Below are records; write all of them out exactly.

Excerpts from an interface dataset
• • • • • • •
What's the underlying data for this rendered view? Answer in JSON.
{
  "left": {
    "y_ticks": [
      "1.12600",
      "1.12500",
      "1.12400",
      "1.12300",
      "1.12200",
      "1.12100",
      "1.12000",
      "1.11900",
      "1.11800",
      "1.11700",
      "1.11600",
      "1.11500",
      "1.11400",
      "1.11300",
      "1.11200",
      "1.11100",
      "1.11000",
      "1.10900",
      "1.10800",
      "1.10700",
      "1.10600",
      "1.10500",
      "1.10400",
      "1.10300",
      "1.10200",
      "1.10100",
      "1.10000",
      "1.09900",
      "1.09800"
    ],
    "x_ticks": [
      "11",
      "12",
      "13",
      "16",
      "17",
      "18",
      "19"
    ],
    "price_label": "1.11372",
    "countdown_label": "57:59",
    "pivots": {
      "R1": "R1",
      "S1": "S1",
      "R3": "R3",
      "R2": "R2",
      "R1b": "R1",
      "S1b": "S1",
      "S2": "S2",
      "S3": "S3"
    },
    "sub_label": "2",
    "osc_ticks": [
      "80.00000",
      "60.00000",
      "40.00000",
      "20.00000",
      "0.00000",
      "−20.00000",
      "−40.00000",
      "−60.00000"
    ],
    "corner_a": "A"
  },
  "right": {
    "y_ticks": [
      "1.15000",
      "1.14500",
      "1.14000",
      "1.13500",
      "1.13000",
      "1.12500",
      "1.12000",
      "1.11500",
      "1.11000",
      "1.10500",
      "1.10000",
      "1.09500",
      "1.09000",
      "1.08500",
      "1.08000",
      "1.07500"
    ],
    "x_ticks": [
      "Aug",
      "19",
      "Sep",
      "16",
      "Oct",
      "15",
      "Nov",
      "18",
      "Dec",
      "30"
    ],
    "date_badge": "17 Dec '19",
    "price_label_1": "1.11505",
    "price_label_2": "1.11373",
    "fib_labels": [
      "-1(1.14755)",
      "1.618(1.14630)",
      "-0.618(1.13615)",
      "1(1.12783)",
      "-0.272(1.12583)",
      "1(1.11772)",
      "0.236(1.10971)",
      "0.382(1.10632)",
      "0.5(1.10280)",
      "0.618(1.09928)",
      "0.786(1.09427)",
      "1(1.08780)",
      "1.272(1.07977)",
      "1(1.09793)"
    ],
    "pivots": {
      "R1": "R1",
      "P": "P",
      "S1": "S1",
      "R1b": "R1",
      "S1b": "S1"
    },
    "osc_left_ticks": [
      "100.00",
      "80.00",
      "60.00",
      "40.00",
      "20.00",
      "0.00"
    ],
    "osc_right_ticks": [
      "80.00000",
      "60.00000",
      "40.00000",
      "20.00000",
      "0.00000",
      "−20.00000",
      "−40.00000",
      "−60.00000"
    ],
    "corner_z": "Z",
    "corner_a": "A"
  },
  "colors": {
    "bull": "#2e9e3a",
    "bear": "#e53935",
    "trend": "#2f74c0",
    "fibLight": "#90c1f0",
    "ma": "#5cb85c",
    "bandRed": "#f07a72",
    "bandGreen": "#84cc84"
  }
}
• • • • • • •
## Answer for this exercise
What's the underlying data for this rendered view? Answer in JSON.
{
  "left": {
    "y_ticks": [
      "1.12600",
      "1.12500",
      "1.12400",
      "1.12300",
      "1.12200",
      "1.12100",
      "1.12000",
      "1.11900",
      "1.11800",
      "1.11700",
      "1.11600",
      "1.11500",
      "1.11400",
      "1.11300",
      "1.11200",
      "1.11100",
      "1.11000",
      "1.10900",
      "1.10800",
      "1.10700",
      "1.10600",
      "1.10500",
      "1.10400",
      "1.10300",
      "1.10200",
      "1.10100",
      "1.10000",
      "1.09900",
      "1.09800"
    ],
    "x_ticks": [
      "11",
      "12",
      "13",
      "16",
      "17",
      "18",
      "19"
    ],
    "price_label": "1.11372",
    "countdown_label": "57:59",
    "pivots": {
      "R1": "R1",
      "S1": "S1",
      "R3": "R3",
      "R2": "R2",
      "R1b": "R1",
      "S1b": "S1",
      "S2": "S2",
      "S3": "S3"
    },
    "sub_label": "2",
    "osc_ticks": [
      "80.00000",
      "60.00000",
      "40.00000",
      "20.00000",
      "0.00000",
      "−20.00000",
      "−40.00000",
      "−60.00000"
    ],
    "corner_a": "A"
  },
  "right": {
    "y_ticks": [
      "1.15000",
      "1.14500",
      "1.14000",
      "1.13500",
      "1.13000",
      "1.12500",
      "1.12000",
      "1.11500",
      "1.11000",
      "1.10500",
      "1.10000",
      "1.09500",
      "1.09000",
      "1.08500",
      "1.08000",
      "1.07500"
    ],
    "x_ticks": [
      "Aug",
      "19",
      "Sep",
      "16",
      "Oct",
      "15",
      "Nov",
      "18",
      "Dec",
      "30"
    ],
    "date_badge": "17 Dec '19",
    "price_label_1": "1.11505",
    "price_label_2": "1.11373",
    "fib_labels": [
      "-1(1.14755)",
      "1.618(1.14630)",
      "-0.618(1.13615)",
      "1(1.12783)",
      "-0.272(1.12583)",
      "1(1.11772)",
      "0.236(1.10971)",
      "0.382(1.10632)",
      "0.5(1.10280)",
      "0.618(1.09928)",
      "0.786(1.09427)",
      "1(1.08780)",
      "1.272(1.07977)",
      "1(1.09793)"
    ],
    "pivots": {
      "R1": "R1",
      "P": "P",
      "S1": "S1",
      "R1b": "R1",
      "S1b": "S1"
    },
    "osc_left_ticks": [
      "100.00",
      "80.00",
      "60.00",
      "40.00",
      "20.00",
      "0.00"
    ],
    "osc_right_ticks": [
      "80.00000",
      "60.00000",
      "40.00000",
      "20.00000",
      "0.00000",
      "−20.00000",
      "−40.00000",
      "−60.00000"
    ],
    "corner_z": "Z",
    "corner_a": "A"
  },
  "colors": {
    "bull": "#2e9e3a",
    "bear": "#e53935",
    "trend": "#2f74c0",
    "fibLight": "#90c1f0",
    "ma": "#5cb85c",
    "bandRed": "#f07a72",
    "bandGreen": "#84cc84"
  }
}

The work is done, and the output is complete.